Avoid Temperature Extremes:
Minimise exposure to very hot or cold foods and beverages. Using a straw can also reduce direct contact with sensitive areas.
Switching to a soft-bristled toothbrush and using soft strokes can reduce enamel abrasion and gum recession, further preventing sensitivity.
Gargling with warm salt water can act as a natural antiseptic, reducing inflammation in the gums and promoting healing.
Regular Dental Check-ups:
Keep up with regular dental visits to monitor the filling and ensure no additional issues are developing.
Prevention: Can You Avoid Sensitivity After a Filling?
Stepping out of the dentist’s office with a new filling might relieve decay, but the potential for post-procedure sensitivity can be a concern. Can it be avoided?

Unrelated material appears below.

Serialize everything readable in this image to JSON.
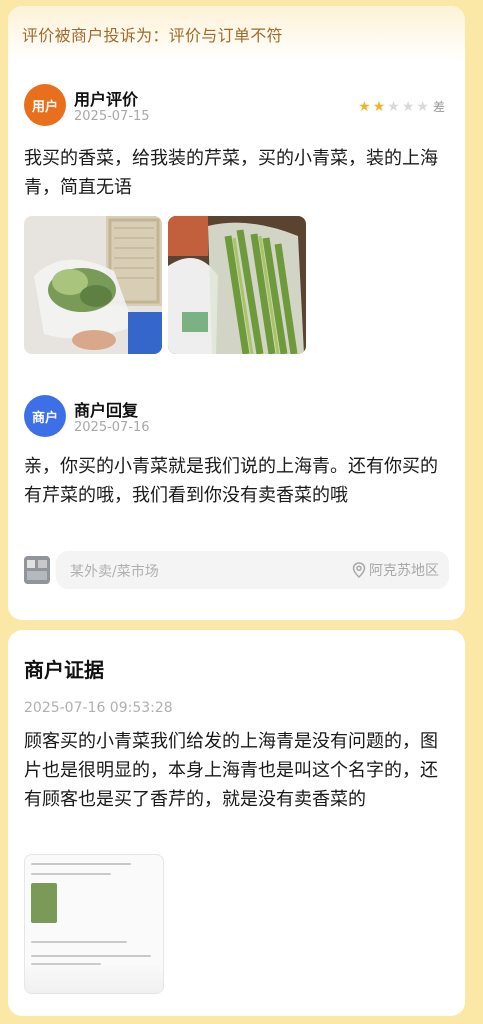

Discuss any fears or concerns with your dentist before the procedure. Being informed about what to expect can mentally prepare you for post-filling sensations.
Minimally Invasive Techniques:
Ask your dentist about newer, less invasive filling methods that reduce post-procedure sensitivity.
Using desensitising toothpaste or mouth rinses weeks before your procedure can help minimise sensitivity after the filling.
Strictly follow your dentist’s post-care instructions, avoiding certain foods or activities that can exacerbate sensitivity.
While complete avoidance might not be guaranteed, understanding and implementing preventive measures can significantly reduce the intensity and duration of post-filling sensitivity.
Tooth pain and sensitivity after a dental filling can be an unsettling experience, but with the right knowledge and preventative care, you can navigate the healing process with greater ease. Every dental journey is unique, and your comfort and oral health are paramount. If you’re experiencing prolonged sensitive teeth or have any concerns about your dental health, don’t hesitate. Reach out to the experts who prioritise your well-being. Contact Parramatta Green Dental today at (02) 9538 7875. Your smile deserves the best care; they’re here to provide it.